Material provided START
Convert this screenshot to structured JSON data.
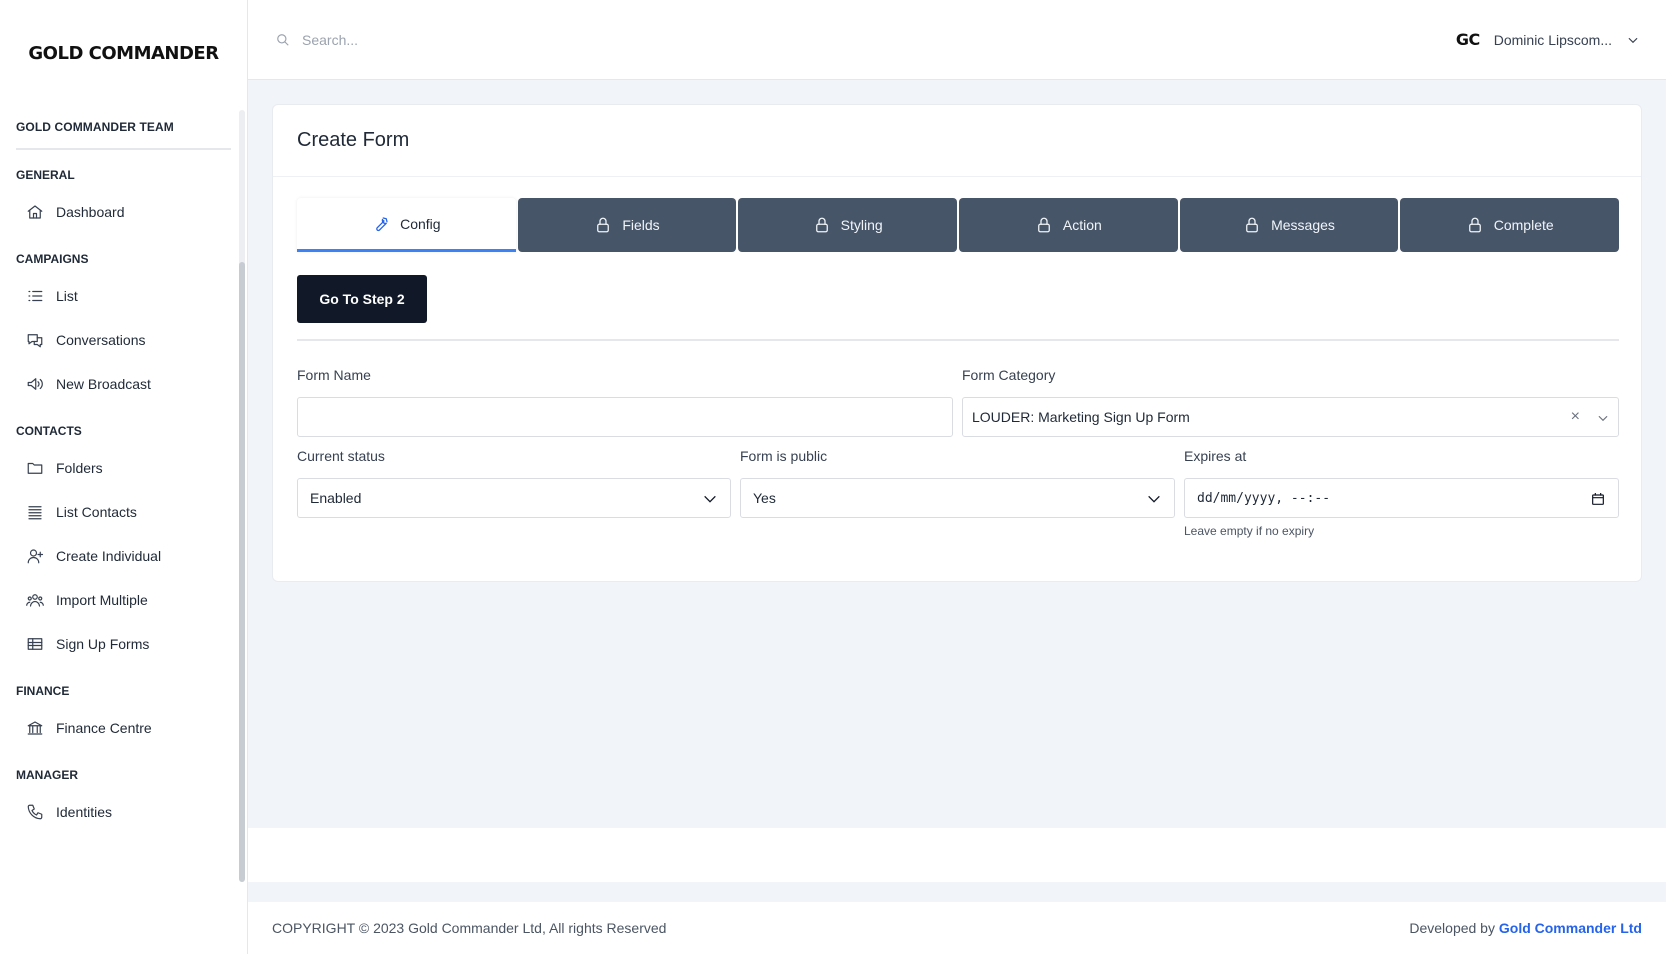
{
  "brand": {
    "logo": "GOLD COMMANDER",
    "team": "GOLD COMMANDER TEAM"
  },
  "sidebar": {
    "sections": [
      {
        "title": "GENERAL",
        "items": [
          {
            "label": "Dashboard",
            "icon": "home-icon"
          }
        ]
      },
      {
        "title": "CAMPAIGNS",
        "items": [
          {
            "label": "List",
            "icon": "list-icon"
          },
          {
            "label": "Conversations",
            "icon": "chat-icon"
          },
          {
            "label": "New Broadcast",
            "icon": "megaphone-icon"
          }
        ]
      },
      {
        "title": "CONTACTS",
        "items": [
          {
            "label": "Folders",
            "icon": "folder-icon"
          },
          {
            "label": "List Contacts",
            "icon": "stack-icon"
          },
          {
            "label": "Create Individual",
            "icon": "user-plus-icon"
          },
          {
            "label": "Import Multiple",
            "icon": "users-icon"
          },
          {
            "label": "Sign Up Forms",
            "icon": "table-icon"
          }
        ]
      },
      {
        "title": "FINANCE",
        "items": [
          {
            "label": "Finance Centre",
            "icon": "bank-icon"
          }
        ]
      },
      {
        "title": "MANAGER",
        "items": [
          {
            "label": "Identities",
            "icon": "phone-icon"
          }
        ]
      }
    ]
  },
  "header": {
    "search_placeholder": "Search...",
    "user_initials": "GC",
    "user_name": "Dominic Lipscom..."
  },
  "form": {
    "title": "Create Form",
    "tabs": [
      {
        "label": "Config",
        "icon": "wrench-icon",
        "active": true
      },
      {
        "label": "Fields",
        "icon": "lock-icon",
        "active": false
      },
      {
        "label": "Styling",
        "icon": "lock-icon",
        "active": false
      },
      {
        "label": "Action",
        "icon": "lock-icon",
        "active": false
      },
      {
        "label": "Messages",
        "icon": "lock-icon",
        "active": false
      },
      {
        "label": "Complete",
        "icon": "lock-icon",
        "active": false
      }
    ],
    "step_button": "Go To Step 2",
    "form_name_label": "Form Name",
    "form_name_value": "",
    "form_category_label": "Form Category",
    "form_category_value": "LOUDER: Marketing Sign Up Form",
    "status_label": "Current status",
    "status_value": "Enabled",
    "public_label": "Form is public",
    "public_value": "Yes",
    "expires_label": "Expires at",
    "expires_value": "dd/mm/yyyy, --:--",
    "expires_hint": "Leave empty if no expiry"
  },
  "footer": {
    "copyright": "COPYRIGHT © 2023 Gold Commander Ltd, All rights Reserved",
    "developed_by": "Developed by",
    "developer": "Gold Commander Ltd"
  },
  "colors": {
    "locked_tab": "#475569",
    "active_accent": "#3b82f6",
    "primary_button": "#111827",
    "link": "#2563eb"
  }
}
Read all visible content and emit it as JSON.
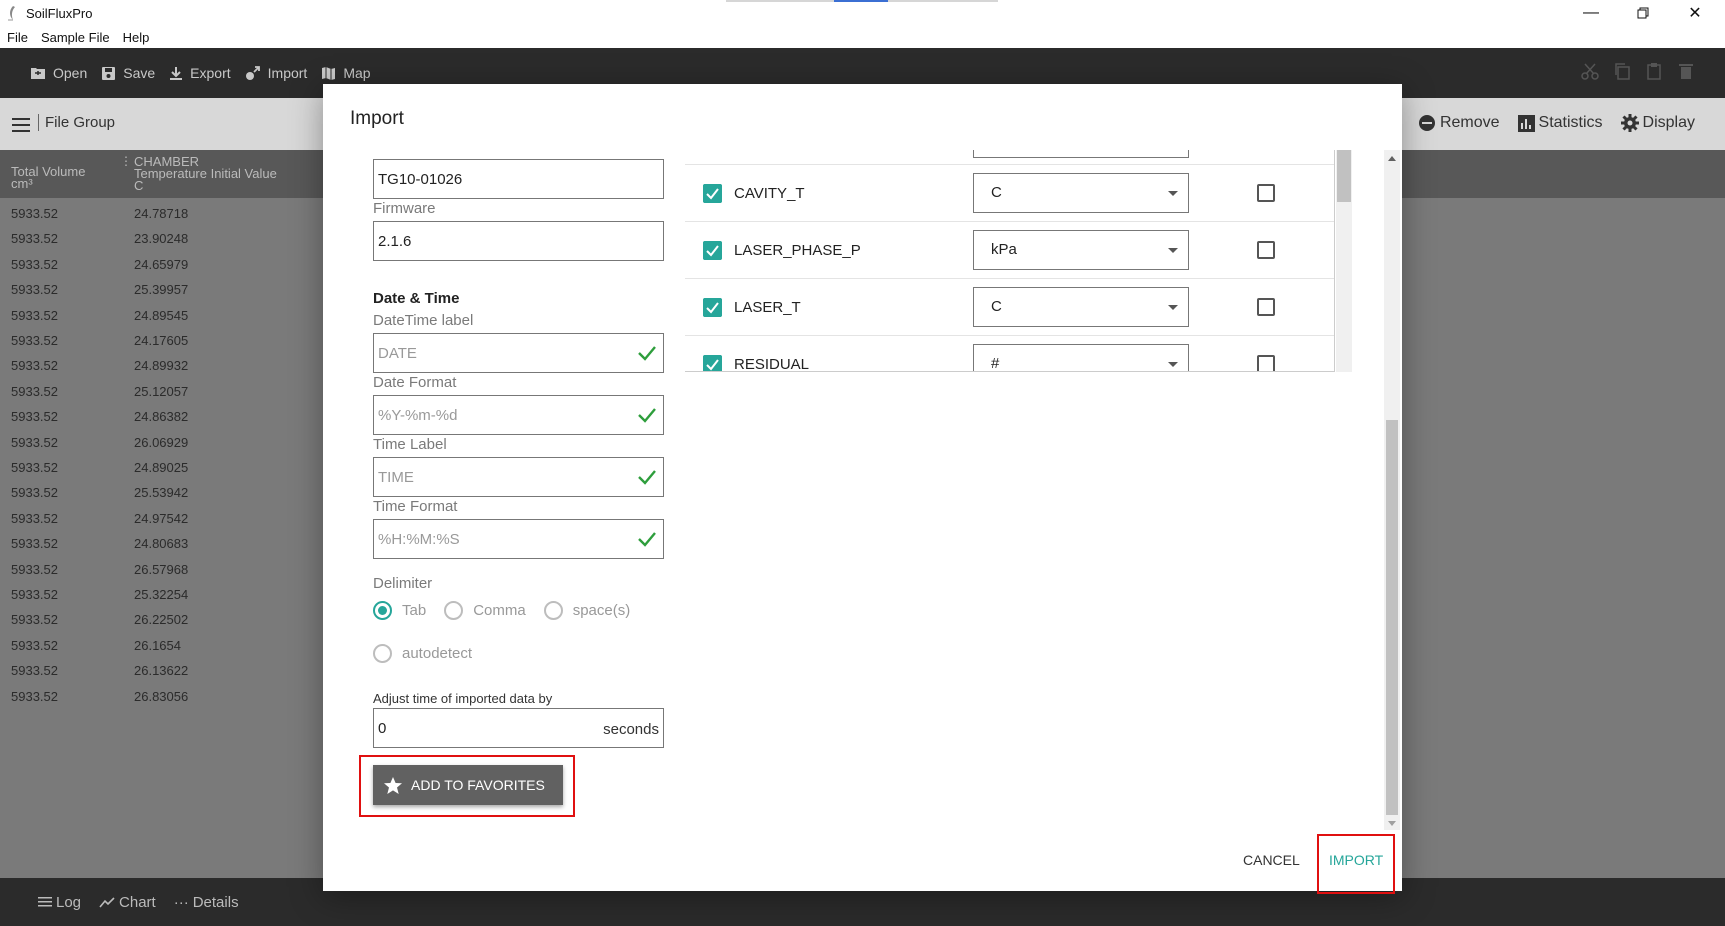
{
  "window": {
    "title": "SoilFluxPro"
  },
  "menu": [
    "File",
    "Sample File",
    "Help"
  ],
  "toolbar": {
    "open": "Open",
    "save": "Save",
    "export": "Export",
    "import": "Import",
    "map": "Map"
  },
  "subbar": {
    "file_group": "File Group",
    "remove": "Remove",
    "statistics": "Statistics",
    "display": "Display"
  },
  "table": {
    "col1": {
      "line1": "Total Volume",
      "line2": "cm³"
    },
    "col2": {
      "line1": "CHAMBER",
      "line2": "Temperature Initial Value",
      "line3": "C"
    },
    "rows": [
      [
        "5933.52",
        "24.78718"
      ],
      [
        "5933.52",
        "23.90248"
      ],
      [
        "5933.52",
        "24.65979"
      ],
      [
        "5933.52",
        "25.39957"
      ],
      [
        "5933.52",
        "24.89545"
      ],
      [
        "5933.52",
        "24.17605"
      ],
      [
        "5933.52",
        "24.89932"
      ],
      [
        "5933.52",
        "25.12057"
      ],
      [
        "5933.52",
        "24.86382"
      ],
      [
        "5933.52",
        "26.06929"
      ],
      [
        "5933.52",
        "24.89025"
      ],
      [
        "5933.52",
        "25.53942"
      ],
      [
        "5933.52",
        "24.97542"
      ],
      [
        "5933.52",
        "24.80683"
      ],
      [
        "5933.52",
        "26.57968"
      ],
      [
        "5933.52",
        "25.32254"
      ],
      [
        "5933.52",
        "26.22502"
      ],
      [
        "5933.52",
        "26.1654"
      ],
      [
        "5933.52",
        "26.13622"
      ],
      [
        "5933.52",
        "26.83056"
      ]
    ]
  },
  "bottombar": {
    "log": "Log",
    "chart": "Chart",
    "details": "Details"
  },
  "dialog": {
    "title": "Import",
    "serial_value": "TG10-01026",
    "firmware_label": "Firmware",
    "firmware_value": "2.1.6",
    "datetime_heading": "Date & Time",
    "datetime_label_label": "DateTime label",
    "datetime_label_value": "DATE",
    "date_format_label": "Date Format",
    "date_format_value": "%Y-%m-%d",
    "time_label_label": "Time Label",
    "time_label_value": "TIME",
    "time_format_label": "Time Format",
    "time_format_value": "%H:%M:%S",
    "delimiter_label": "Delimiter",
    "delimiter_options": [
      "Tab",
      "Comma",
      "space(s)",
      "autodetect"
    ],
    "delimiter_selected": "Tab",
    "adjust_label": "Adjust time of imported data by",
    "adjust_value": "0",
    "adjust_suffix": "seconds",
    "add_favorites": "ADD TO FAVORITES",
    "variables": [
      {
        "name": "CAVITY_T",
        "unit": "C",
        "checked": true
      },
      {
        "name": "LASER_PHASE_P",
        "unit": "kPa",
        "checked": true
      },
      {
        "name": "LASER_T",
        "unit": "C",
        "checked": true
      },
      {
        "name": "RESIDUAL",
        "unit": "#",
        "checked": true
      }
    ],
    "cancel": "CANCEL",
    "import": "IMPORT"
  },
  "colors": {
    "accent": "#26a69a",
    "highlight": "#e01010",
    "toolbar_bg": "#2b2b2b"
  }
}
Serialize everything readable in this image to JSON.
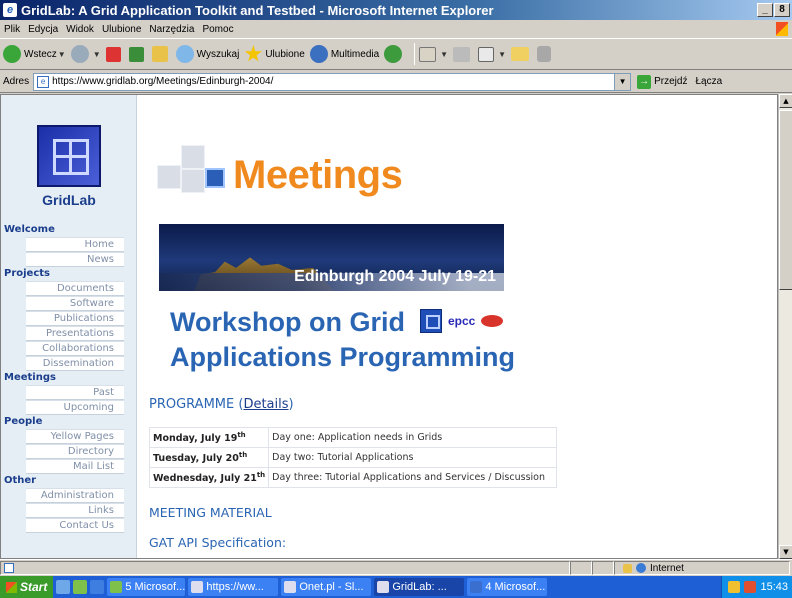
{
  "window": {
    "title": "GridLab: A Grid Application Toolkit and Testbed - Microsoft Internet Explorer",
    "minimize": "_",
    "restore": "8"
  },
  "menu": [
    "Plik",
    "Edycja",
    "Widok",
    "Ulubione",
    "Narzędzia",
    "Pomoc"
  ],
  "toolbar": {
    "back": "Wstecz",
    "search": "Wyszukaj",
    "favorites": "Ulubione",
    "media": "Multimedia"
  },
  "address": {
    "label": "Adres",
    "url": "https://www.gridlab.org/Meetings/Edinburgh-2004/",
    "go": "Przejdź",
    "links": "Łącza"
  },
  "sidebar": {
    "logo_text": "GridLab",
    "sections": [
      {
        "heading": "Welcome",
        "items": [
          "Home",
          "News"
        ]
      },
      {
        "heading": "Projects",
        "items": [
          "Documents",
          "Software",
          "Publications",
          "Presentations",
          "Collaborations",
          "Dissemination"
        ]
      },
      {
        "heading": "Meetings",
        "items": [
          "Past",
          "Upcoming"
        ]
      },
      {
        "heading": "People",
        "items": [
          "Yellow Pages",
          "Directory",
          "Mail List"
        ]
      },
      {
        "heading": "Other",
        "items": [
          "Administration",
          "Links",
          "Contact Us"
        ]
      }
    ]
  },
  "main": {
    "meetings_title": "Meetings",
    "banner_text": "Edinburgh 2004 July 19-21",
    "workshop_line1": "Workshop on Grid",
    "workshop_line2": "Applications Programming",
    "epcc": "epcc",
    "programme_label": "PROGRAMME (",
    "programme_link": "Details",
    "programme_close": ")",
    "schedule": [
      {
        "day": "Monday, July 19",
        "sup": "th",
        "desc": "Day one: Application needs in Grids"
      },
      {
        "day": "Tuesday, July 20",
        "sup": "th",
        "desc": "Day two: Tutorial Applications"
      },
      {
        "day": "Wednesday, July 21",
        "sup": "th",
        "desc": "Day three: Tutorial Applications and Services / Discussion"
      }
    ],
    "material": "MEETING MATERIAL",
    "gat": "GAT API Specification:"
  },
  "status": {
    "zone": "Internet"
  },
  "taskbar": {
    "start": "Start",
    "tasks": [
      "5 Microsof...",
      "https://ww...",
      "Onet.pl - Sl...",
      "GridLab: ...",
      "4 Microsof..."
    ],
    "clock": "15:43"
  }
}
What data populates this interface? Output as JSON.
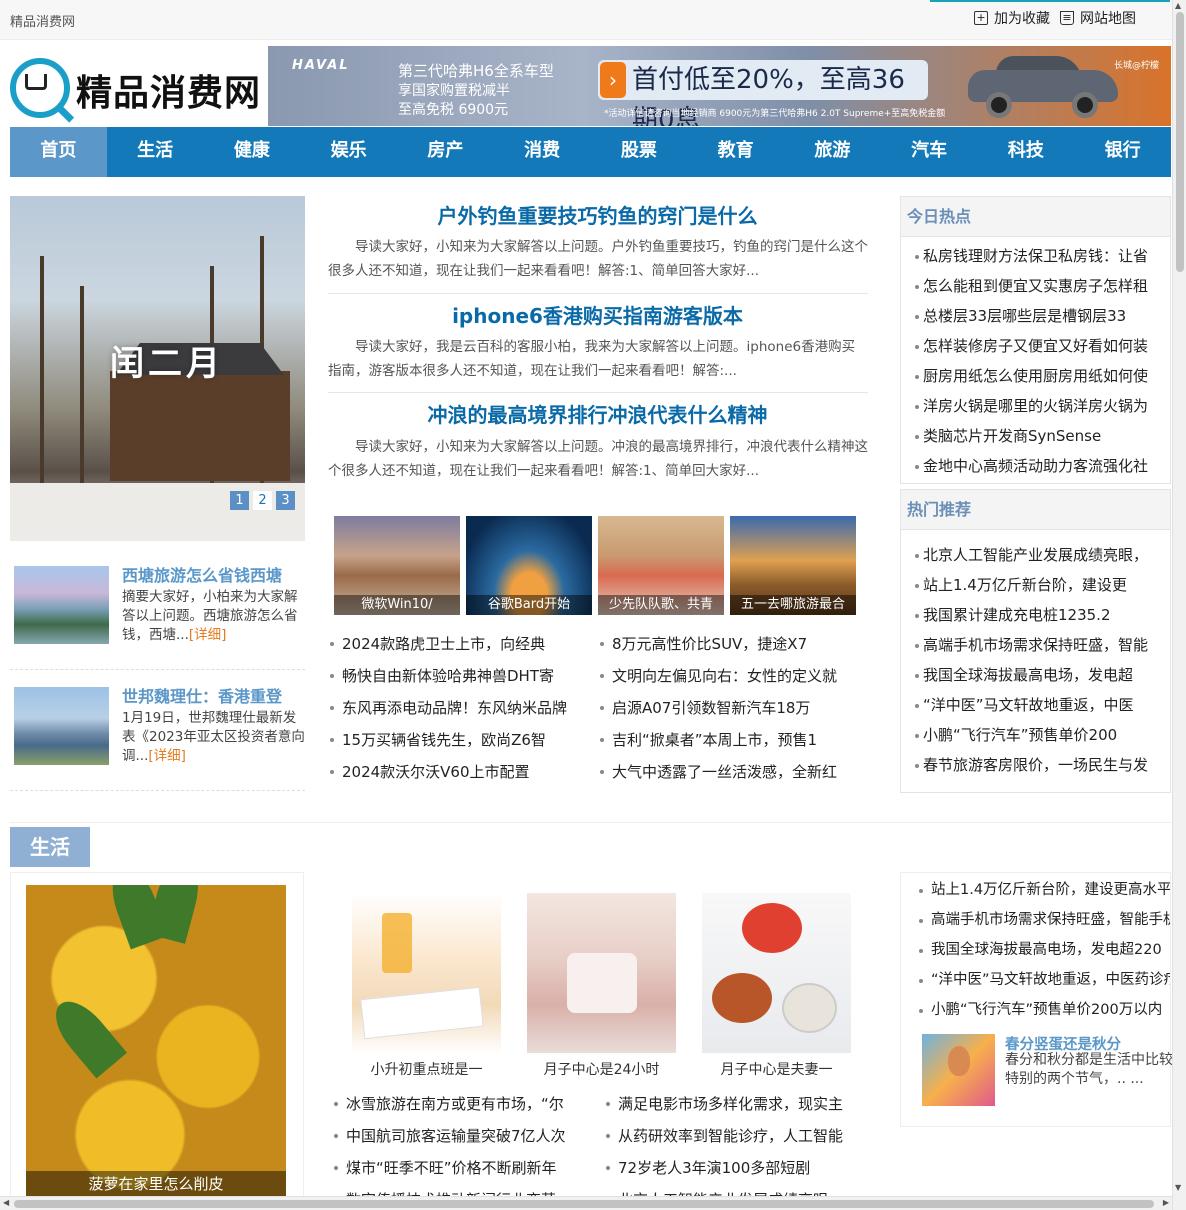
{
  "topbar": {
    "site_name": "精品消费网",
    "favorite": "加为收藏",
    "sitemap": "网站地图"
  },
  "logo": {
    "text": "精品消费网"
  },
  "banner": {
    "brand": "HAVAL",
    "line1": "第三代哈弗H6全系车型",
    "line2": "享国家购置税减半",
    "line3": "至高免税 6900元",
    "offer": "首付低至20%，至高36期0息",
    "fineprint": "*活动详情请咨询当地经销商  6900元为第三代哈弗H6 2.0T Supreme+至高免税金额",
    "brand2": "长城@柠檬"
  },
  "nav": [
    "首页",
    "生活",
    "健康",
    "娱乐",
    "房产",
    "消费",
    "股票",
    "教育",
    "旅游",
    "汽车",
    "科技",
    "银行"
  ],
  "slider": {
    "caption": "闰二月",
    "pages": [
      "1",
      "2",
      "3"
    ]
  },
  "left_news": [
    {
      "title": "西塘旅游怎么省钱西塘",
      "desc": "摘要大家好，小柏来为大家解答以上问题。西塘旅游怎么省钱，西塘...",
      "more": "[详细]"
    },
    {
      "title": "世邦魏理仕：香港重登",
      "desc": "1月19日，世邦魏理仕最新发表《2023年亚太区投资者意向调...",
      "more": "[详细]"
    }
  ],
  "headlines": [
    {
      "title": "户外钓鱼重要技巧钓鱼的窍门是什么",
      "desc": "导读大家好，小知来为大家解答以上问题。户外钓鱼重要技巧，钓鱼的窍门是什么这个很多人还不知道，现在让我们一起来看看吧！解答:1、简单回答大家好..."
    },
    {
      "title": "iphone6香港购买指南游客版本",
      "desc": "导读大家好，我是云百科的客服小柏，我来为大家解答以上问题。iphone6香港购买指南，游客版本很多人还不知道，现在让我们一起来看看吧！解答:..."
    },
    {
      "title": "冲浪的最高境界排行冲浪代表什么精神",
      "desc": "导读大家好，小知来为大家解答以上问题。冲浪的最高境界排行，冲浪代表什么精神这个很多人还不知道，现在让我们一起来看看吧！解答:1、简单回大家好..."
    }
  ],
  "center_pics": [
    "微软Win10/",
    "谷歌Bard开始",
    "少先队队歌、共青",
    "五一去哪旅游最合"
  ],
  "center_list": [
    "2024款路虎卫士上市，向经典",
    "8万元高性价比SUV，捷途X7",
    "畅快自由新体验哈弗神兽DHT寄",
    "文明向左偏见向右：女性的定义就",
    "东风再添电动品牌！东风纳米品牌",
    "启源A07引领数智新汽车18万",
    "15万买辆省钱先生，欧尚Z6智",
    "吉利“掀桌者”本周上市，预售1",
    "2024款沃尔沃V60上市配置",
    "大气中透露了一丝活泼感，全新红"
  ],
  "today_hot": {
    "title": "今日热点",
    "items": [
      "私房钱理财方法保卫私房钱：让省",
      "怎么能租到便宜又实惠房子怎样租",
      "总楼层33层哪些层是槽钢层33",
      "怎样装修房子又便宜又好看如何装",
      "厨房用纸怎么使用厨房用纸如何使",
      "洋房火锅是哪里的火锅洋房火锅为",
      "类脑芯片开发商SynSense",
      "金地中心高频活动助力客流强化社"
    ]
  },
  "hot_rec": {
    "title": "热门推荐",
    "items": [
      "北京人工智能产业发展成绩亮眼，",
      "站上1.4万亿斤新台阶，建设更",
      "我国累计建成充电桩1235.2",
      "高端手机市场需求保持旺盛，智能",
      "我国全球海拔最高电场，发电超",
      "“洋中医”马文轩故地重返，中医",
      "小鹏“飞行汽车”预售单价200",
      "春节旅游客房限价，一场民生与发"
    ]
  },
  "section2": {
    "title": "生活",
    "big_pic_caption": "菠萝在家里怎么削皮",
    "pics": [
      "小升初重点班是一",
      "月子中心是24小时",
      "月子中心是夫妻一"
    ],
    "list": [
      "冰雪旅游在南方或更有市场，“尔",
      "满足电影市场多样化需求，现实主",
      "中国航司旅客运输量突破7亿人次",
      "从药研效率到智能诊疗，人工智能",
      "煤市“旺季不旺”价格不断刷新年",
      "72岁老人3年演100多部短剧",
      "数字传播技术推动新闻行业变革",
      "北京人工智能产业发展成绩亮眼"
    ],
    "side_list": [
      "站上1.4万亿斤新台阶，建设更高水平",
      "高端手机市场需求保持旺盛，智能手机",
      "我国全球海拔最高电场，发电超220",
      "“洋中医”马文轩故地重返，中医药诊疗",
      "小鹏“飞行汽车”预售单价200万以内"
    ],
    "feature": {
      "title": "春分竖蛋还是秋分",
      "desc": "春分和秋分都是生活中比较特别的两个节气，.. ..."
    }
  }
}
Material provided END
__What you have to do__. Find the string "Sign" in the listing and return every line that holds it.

__Task answer__.
            "label": "Sign Up Forms",
    "form_category_value": "LOUDER: Marketing Sign Up Form",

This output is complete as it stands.